(Data records for software interfaces)

※

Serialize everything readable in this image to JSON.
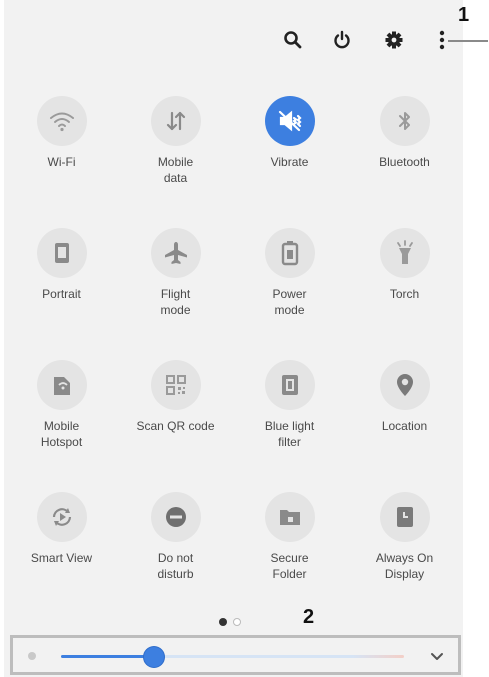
{
  "callouts": [
    "1",
    "2"
  ],
  "top_icons": [
    "search-icon",
    "power-icon",
    "gear-icon",
    "more-vertical-icon"
  ],
  "tiles": [
    {
      "label": "Wi-Fi",
      "icon": "wifi-icon",
      "active": false
    },
    {
      "label": "Mobile\ndata",
      "icon": "mobile-data-icon",
      "active": false
    },
    {
      "label": "Vibrate",
      "icon": "vibrate-icon",
      "active": true
    },
    {
      "label": "Bluetooth",
      "icon": "bluetooth-icon",
      "active": false
    },
    {
      "label": "Portrait",
      "icon": "portrait-icon",
      "active": false
    },
    {
      "label": "Flight\nmode",
      "icon": "airplane-icon",
      "active": false
    },
    {
      "label": "Power\nmode",
      "icon": "battery-icon",
      "active": false
    },
    {
      "label": "Torch",
      "icon": "torch-icon",
      "active": false
    },
    {
      "label": "Mobile\nHotspot",
      "icon": "hotspot-icon",
      "active": false
    },
    {
      "label": "Scan QR code",
      "icon": "qr-code-icon",
      "active": false
    },
    {
      "label": "Blue light\nfilter",
      "icon": "blue-light-icon",
      "active": false
    },
    {
      "label": "Location",
      "icon": "location-pin-icon",
      "active": false
    },
    {
      "label": "Smart View",
      "icon": "smart-view-icon",
      "active": false
    },
    {
      "label": "Do not\ndisturb",
      "icon": "do-not-disturb-icon",
      "active": false
    },
    {
      "label": "Secure\nFolder",
      "icon": "secure-folder-icon",
      "active": false
    },
    {
      "label": "Always On\nDisplay",
      "icon": "always-on-display-icon",
      "active": false
    }
  ],
  "pager": {
    "pages": 2,
    "current": 1
  },
  "brightness": {
    "level": 0.27,
    "icon": "brightness-icon",
    "expand_icon": "chevron-down-icon"
  },
  "colors": {
    "accent": "#3d7fe0",
    "panel": "#f2f2f2",
    "tile": "#e4e4e4"
  }
}
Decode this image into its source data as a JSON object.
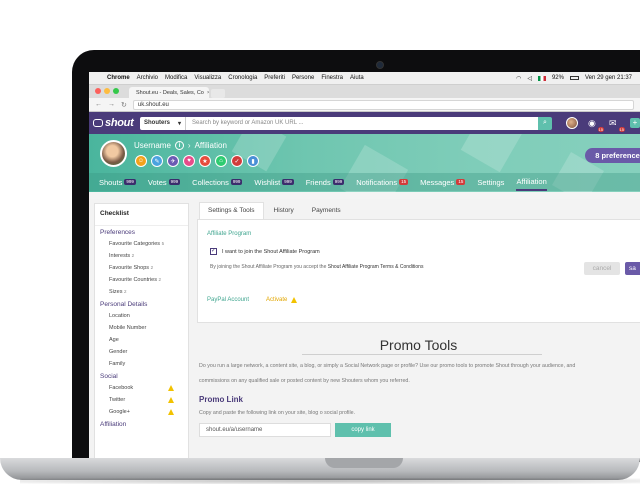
{
  "menubar": {
    "apple": "",
    "items": [
      "Chrome",
      "Archivio",
      "Modifica",
      "Visualizza",
      "Cronologia",
      "Preferiti",
      "Persone",
      "Finestra",
      "Aiuta"
    ],
    "battery": "92%",
    "clock": "Ven 29 gen 21:37"
  },
  "browser": {
    "tab_title": "Shout.eu - Deals, Sales, Co",
    "url": "uk.shout.eu"
  },
  "header": {
    "logo": "shout",
    "search_scope": "Shouters",
    "search_placeholder": "Search by keyword or Amazon UK URL ...",
    "badge_1": "15",
    "badge_2": "15"
  },
  "profile": {
    "username": "Username",
    "breadcrumb": "Affiliation",
    "preferences_label": "8 preferences",
    "badge_icons": [
      "smile-icon",
      "pencil-icon",
      "compass-icon",
      "bag-icon",
      "star-icon",
      "hanger-icon",
      "bulb-icon",
      "chart-icon"
    ],
    "badge_colors": [
      "#f3a21b",
      "#4aa3df",
      "#6b5bb3",
      "#e74c8a",
      "#e74c3c",
      "#2ecc71",
      "#d23b3b",
      "#4a8fd6"
    ]
  },
  "nav": {
    "tabs": [
      {
        "label": "Shouts",
        "count": "999"
      },
      {
        "label": "Votes",
        "count": "999"
      },
      {
        "label": "Collections",
        "count": "999"
      },
      {
        "label": "Wishlist",
        "count": "999"
      },
      {
        "label": "Friends",
        "count": "999"
      },
      {
        "label": "Notifications",
        "count": "15"
      },
      {
        "label": "Messages",
        "count": "15"
      },
      {
        "label": "Settings",
        "count": ""
      },
      {
        "label": "Affiliation",
        "count": ""
      }
    ]
  },
  "sidebar": {
    "title": "Checklist",
    "sections": {
      "preferences": "Preferences",
      "personal": "Personal Details",
      "social": "Social",
      "affiliation": "Affiliation"
    },
    "pref_items": [
      {
        "label": "Favourite Categories",
        "n": "5"
      },
      {
        "label": "Interests",
        "n": "2"
      },
      {
        "label": "Favourite Shops",
        "n": "2"
      },
      {
        "label": "Favourite Countries",
        "n": "2"
      },
      {
        "label": "Sizes",
        "n": "2"
      }
    ],
    "personal_items": [
      "Location",
      "Mobile Number",
      "Age",
      "Gender",
      "Family"
    ],
    "social_items": [
      "Facebook",
      "Twitter",
      "Google+"
    ]
  },
  "main": {
    "subtabs": [
      "Settings & Tools",
      "History",
      "Payments"
    ],
    "affiliate_program": "Affiliate Program",
    "checkbox_label": "I want to join the Shout Affiliate Program",
    "terms_prefix": "By joining the Shout Affiliate Program you accept the",
    "terms_link": "Shout Affiliate Program Terms & Conditions",
    "cancel": "cancel",
    "save": "sa",
    "paypal_label": "PayPal Account",
    "activate_label": "Activate",
    "promo_title": "Promo Tools",
    "promo_desc1": "Do you run a large network, a content site, a blog, or simply a Social Network page or profile? Use our promo tools to promote Shout through your audience, and",
    "promo_desc2": "commissions on any qualified sale or posted content by new Shouters whom you referred.",
    "promo_link_heading": "Promo Link",
    "promo_link_desc": "Copy and paste the following link on your site, blog o social profile.",
    "promo_link_value": "shout.eu/a/username",
    "copy_button": "copy link"
  }
}
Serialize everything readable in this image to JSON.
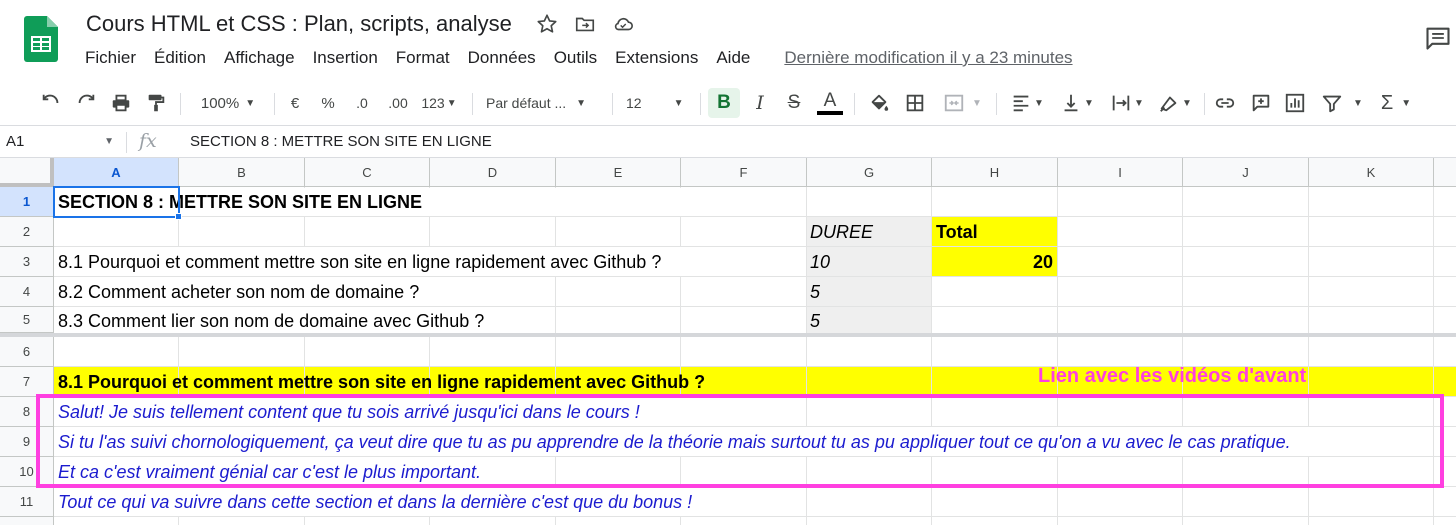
{
  "app": {
    "doc_title": "Cours HTML et CSS : Plan, scripts, analyse",
    "brand_color": "#0f9d58",
    "icons": [
      "star-icon",
      "move-to-folder-icon",
      "cloud-status-icon",
      "comment-history-icon"
    ]
  },
  "menu": {
    "items": [
      "Fichier",
      "Édition",
      "Affichage",
      "Insertion",
      "Format",
      "Données",
      "Outils",
      "Extensions",
      "Aide"
    ],
    "last_modified": "Dernière modification il y a 23 minutes"
  },
  "toolbar": {
    "zoom": "100%",
    "currency": "€",
    "percent": "%",
    "decrease_decimals": ".0",
    "increase_decimals": ".00",
    "number_format": "123",
    "font": "Par défaut ...",
    "font_size": "12",
    "bold": "B",
    "italic": "I",
    "strike": "S",
    "text_color": "A",
    "icons": [
      "undo-icon",
      "redo-icon",
      "print-icon",
      "paint-format-icon",
      "fill-color-icon",
      "borders-icon",
      "merge-icon",
      "align-left-icon",
      "valign-bottom-icon",
      "text-wrap-icon",
      "text-rotate-icon",
      "link-icon",
      "comment-icon",
      "chart-icon",
      "filter-icon",
      "sum-icon"
    ]
  },
  "formula_bar": {
    "cell_ref": "A1",
    "fx": "fx",
    "content": "SECTION 8 : METTRE SON SITE EN LIGNE"
  },
  "columns": [
    "A",
    "B",
    "C",
    "D",
    "E",
    "F",
    "G",
    "H",
    "I",
    "J",
    "K"
  ],
  "rows": [
    "1",
    "2",
    "3",
    "4",
    "5",
    "6",
    "7",
    "8",
    "9",
    "10",
    "11"
  ],
  "cells": {
    "a1": "SECTION 8 : METTRE SON SITE EN LIGNE",
    "g2": "DUREE",
    "h2": "Total",
    "a3": "8.1 Pourquoi et comment mettre son site en ligne rapidement avec Github ?",
    "g3": "10",
    "h3": "20",
    "a4": "8.2 Comment acheter son nom de domaine ?",
    "g4": "5",
    "a5": "8.3 Comment lier son nom de domaine avec Github ?",
    "g5": "5",
    "a7": "8.1 Pourquoi et comment mettre son site en ligne rapidement avec Github ?",
    "a8": "Salut! Je suis tellement content que tu sois arrivé jusqu'ici dans le cours !",
    "a9": "Si tu l'as suivi chornologiquement, ça veut dire que tu as pu apprendre de la théorie mais surtout tu as pu appliquer tout ce qu'on a vu avec le cas pratique.",
    "a10": "Et ca c'est vraiment génial car c'est le plus important.",
    "a11": "Tout ce qui va suivre dans cette section et dans la dernière c'est que du bonus !"
  },
  "annotation": {
    "text": "Lien avec les vidéos d'avant",
    "color": "#ff3fe0"
  },
  "colors": {
    "highlight_yellow": "#ffff00",
    "duration_gray": "#efefef",
    "speech_blue": "#1c1ccf",
    "selection_blue": "#1a73e8"
  }
}
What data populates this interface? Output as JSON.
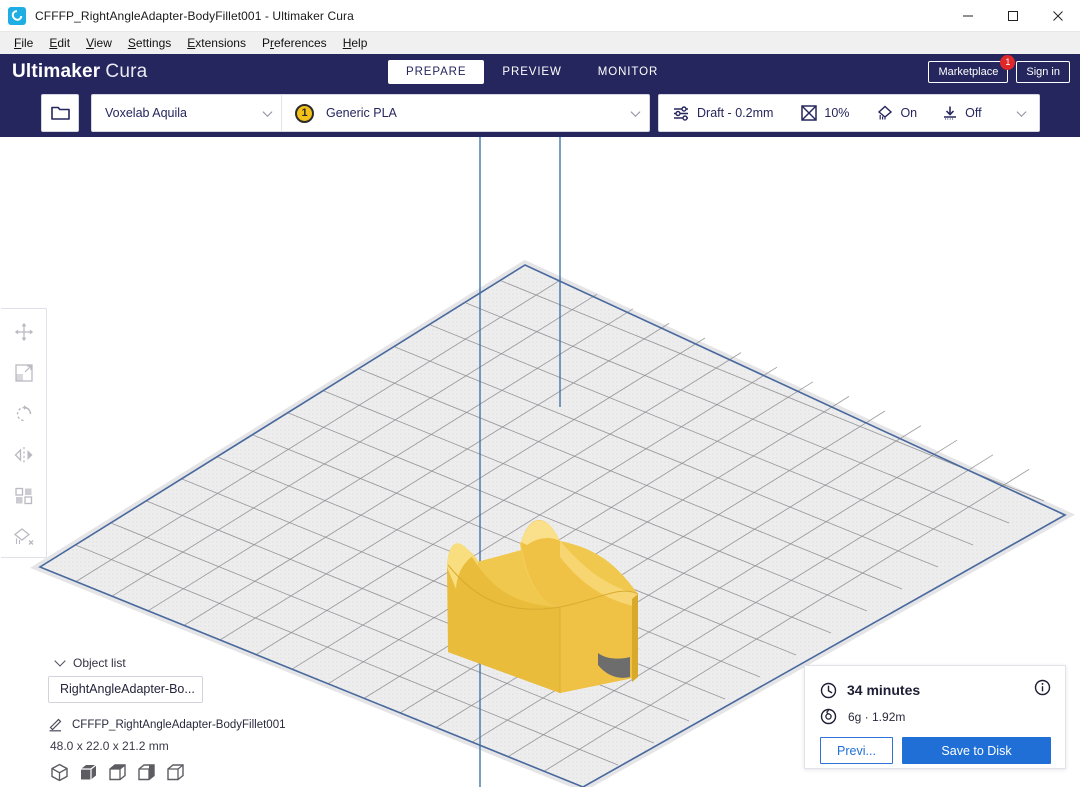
{
  "window": {
    "title": "CFFFP_RightAngleAdapter-BodyFillet001 - Ultimaker Cura",
    "logo_icon": "cura-logo-icon",
    "minimize_icon": "minimize-icon",
    "maximize_icon": "maximize-icon",
    "close_icon": "close-icon"
  },
  "menubar": {
    "items": [
      {
        "label": "File",
        "accel": "F"
      },
      {
        "label": "Edit",
        "accel": "E"
      },
      {
        "label": "View",
        "accel": "V"
      },
      {
        "label": "Settings",
        "accel": "S"
      },
      {
        "label": "Extensions",
        "accel": "E"
      },
      {
        "label": "Preferences",
        "accel": "P"
      },
      {
        "label": "Help",
        "accel": "H"
      }
    ]
  },
  "header": {
    "brand_bold": "Ultimaker",
    "brand_light": "Cura",
    "tabs": [
      {
        "label": "PREPARE",
        "active": true
      },
      {
        "label": "PREVIEW",
        "active": false
      },
      {
        "label": "MONITOR",
        "active": false
      }
    ],
    "marketplace_label": "Marketplace",
    "marketplace_badge": "1",
    "signin_label": "Sign in"
  },
  "configbar": {
    "open_file_icon": "folder-icon",
    "printer": {
      "name": "Voxelab Aquila",
      "chevron_icon": "chevron-down-icon"
    },
    "material": {
      "extruder_number": "1",
      "name": "Generic PLA",
      "chevron_icon": "chevron-down-icon"
    },
    "settings": {
      "profile_icon": "sliders-icon",
      "profile_label": "Draft - 0.2mm",
      "infill_icon": "infill-icon",
      "infill_label": "10%",
      "support_icon": "support-icon",
      "support_label": "On",
      "adhesion_icon": "adhesion-icon",
      "adhesion_label": "Off",
      "chevron_icon": "chevron-down-icon"
    }
  },
  "tools": [
    {
      "name": "move-tool",
      "icon": "move-icon"
    },
    {
      "name": "scale-tool",
      "icon": "scale-icon"
    },
    {
      "name": "rotate-tool",
      "icon": "rotate-icon"
    },
    {
      "name": "mirror-tool",
      "icon": "mirror-icon"
    },
    {
      "name": "per-model-settings-tool",
      "icon": "per-model-settings-icon"
    },
    {
      "name": "support-blocker-tool",
      "icon": "support-blocker-icon"
    }
  ],
  "object_list": {
    "caret_icon": "chevron-down-icon",
    "title": "Object list",
    "selected_object": "RightAngleAdapter-Bo...",
    "edit_icon": "pencil-icon",
    "filename": "CFFFP_RightAngleAdapter-BodyFillet001",
    "dimensions": "48.0 x 22.0 x 21.2 mm",
    "view_icons": [
      "view-3d-icon",
      "view-front-icon",
      "view-top-icon",
      "view-left-icon",
      "view-right-icon"
    ]
  },
  "print_info": {
    "time_icon": "clock-icon",
    "time": "34 minutes",
    "info_icon": "info-icon",
    "material_icon": "spool-icon",
    "material": "6g · 1.92m",
    "preview_label": "Previ...",
    "save_label": "Save to Disk"
  },
  "colors": {
    "header_navy": "#25265e",
    "accent_blue": "#1f6fd6",
    "model_yellow": "#f0c447",
    "badge_red": "#e0272a",
    "extruder_gold": "#f4c01a",
    "plate_grey": "#eceded"
  }
}
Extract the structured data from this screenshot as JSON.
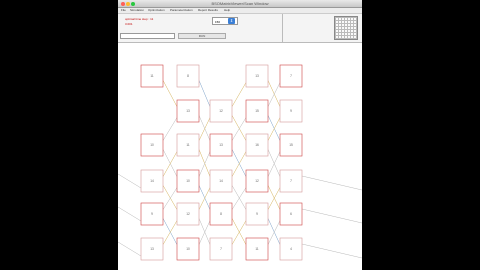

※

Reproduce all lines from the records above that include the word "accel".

--- Response for this exercise ---
        "accel": "F"
        "accel": "E"
        "accel": "V"
        "accel": "S"
        "accel": "E"
        "accel": "P"
        "accel": "H"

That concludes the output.